If you haven’t seen the video of Richard and the 1000-voice flash mob choir singing Gloria Gaynor’s I Will Survive, I encourage you to take a look online! Richard asks the crowd to identify their voice type – soprano, alto, tenor, bass – by raising their hands. He then says “now put your hand up if you don’t know”, giving Richard the chance to share another important learning principle with them: it’s ok to not know. It’s ok to fail as that’s when we learn.
In 2015, thanks to Richard’s lateral thinking and articulate and passionate advocacy, the National Music Teacher Mentoring Program was established. Following the next performance you will see a video about the program in which Richard so clearly explains the way in which it works. Since this video was produced the program has moved from a three-year trial to an ongoing and growing program with mentors working in schools in all parts of metropolitan, regional and rural Australia. Anyone who wants to be involved as a mentor, or would be interested in bringing a mentor to their school or community is warmly invited to get in touch with us at AYO.

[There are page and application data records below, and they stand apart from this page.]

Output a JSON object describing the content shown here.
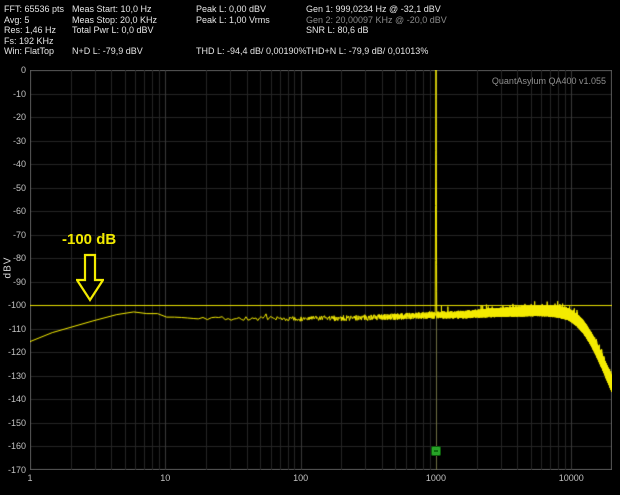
{
  "header": {
    "col1": {
      "rows": [
        "FFT: 65536 pts",
        "Avg: 5",
        "Res: 1,46 Hz",
        "Fs: 192 KHz",
        "Win: FlatTop"
      ]
    },
    "col2": {
      "rows": [
        "Meas Start: 10,0 Hz",
        "Meas Stop: 20,0 KHz",
        "Total Pwr L: 0,0 dBV",
        "",
        "N+D L: -79,9 dBV"
      ]
    },
    "col3": {
      "rows": [
        "Peak L: 0,00 dBV",
        "Peak L: 1,00 Vrms",
        "",
        "",
        "THD L: -94,4 dB/ 0,00190%"
      ]
    },
    "col4": {
      "rows": [
        "Gen 1: 999,0234 Hz @ -32,1 dBV",
        "Gen 2: 20,00097 KHz @ -20,0 dBV",
        "SNR L: 80,6 dB",
        "",
        "THD+N L: -79,9 dB/ 0,01013%"
      ]
    }
  },
  "chart_data": {
    "type": "line",
    "title": "Audio spectrum (FFT) display",
    "watermark": "QuantAsylum QA400 v1.055",
    "bin_width_hz": 1.46,
    "x_axis": {
      "scale": "log",
      "min": 1,
      "max": 20000,
      "ticks": [
        "1",
        "10",
        "100",
        "1000",
        "10000"
      ]
    },
    "y_axis": {
      "label": "dBV",
      "min": -170,
      "max": 0,
      "tick_step": 10,
      "ticks": [
        "0",
        "-10",
        "-20",
        "-30",
        "-40",
        "-50",
        "-60",
        "-70",
        "-80",
        "-90",
        "-100",
        "-110",
        "-120",
        "-130",
        "-140",
        "-150",
        "-160",
        "-170"
      ]
    },
    "reference_line": {
      "value_db": -100,
      "label": "-100 dB",
      "color": "#e8e000"
    },
    "tone": {
      "freq_hz": 1000,
      "peak_dbv": 0
    },
    "gen_marker": {
      "freq_hz": 1000,
      "level_db": -162,
      "color": "#27a327"
    },
    "noise_floor_anchors": [
      [
        1,
        -115
      ],
      [
        1.6,
        -111.5
      ],
      [
        2.2,
        -109
      ],
      [
        3,
        -106.5
      ],
      [
        4,
        -104.5
      ],
      [
        5,
        -103.2
      ],
      [
        6.5,
        -102.8
      ],
      [
        8,
        -103.6
      ],
      [
        10,
        -104.6
      ],
      [
        14,
        -105
      ],
      [
        20,
        -105.4
      ],
      [
        40,
        -105.8
      ],
      [
        90,
        -105.9
      ],
      [
        200,
        -105.6
      ],
      [
        400,
        -105.2
      ],
      [
        700,
        -104.6
      ],
      [
        1000,
        -104.3
      ],
      [
        1600,
        -104.1
      ],
      [
        2500,
        -103.4
      ],
      [
        4000,
        -102.9
      ],
      [
        6000,
        -102.5
      ],
      [
        8000,
        -103
      ],
      [
        9500,
        -104
      ],
      [
        11000,
        -106.5
      ],
      [
        12500,
        -110
      ],
      [
        14000,
        -114.5
      ],
      [
        15500,
        -119.5
      ],
      [
        17000,
        -124.5
      ],
      [
        18500,
        -129.5
      ],
      [
        20000,
        -134
      ]
    ],
    "jitter_anchors": [
      [
        1,
        1
      ],
      [
        6,
        1.4
      ],
      [
        20,
        1.8
      ],
      [
        100,
        2.2
      ],
      [
        400,
        2.6
      ],
      [
        1000,
        3
      ],
      [
        3000,
        4
      ],
      [
        8000,
        5
      ],
      [
        13000,
        5.5
      ],
      [
        20000,
        6.5
      ]
    ],
    "colors": {
      "trace": "#f5ec00",
      "grid": "#262626",
      "grid_decade": "#3a3a3a",
      "border": "#5a5a5a",
      "gen_line": "rgba(190,190,80,0.4)"
    }
  }
}
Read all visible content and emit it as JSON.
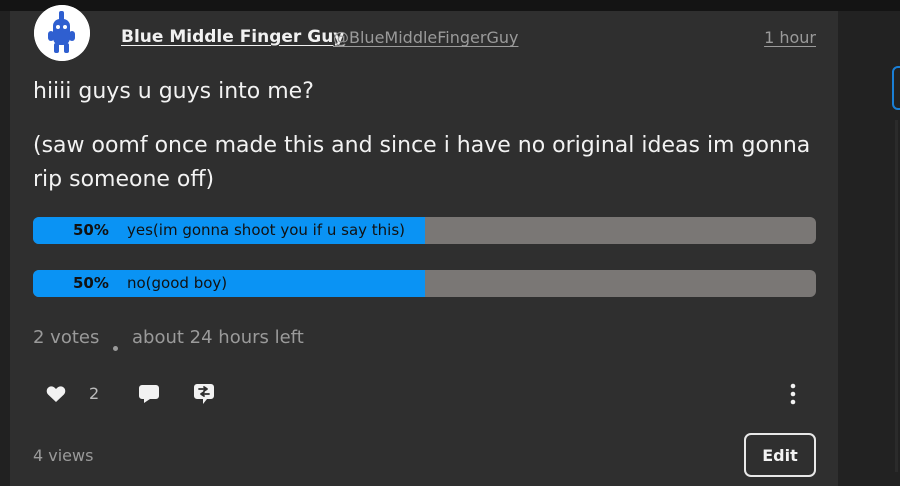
{
  "post": {
    "author_name": "Blue Middle Finger Guy",
    "author_handle": "@BlueMiddleFingerGuy",
    "time": "1 hour",
    "body_line_1": "hiiii guys u guys into me?",
    "body_line_2": "(saw oomf once made this and since i have no original ideas im gonna",
    "body_line_3": "rip someone off)"
  },
  "poll": {
    "options": [
      {
        "percent_label": "50%",
        "label": "yes(im gonna shoot you if u say this)",
        "share": 0.5
      },
      {
        "percent_label": "50%",
        "label": "no(good boy)",
        "share": 0.5
      }
    ],
    "votes": "2 votes",
    "time_left": "about 24 hours left"
  },
  "actions": {
    "like_count": "2",
    "icons": [
      "heart-icon",
      "comment-icon",
      "repost-icon",
      "more-vertical-icon"
    ]
  },
  "footer": {
    "views": "4 views",
    "edit_label": "Edit"
  },
  "colors": {
    "card_bg": "#2f2f2f",
    "poll_fill": "#0a93f4",
    "poll_track": "#7a7775",
    "avatar_figure": "#2f5fd0"
  }
}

Another initiative that will no doubt inspire many others to follow is the creation of a pioneering school in the Upper Hunter region of New South Wales. The Muswellbrook Richard Gill National Music Academy is an independent school founded on the philosophy and vision of Richard Gill and will have music and physical activity as core elements of the daily curriculum. This academy will open its doors next year and will also offer the highest quality demonstration and practicum experiences for trainee music teachers.
Shortly we will hear the Australian Youth Orchestra and conductor Dan Carter perform a movement of Beethoven’s beautiful Symphony No.7 – a piece of music that, on first hearing, is a major moment of discovery for musicians and audiences, and is a perfect representation of the creative process Richard shared often. It starts with an idea which comes from the musical imagination; and when the musical imagination is ignited in a group circumstance, we have the most extraordinary power to change lives through music.
We will miss Richard so much in many ways but when it comes to music education he has given all of us and future generations so much to use; so many gifts, so many memories and so many directions to achieve his vision, which should equally be Australia’s vision: to provide quality music education for every child. Let’s get on with it!
– Colin Cornish, CEO Australian Youth Orchestra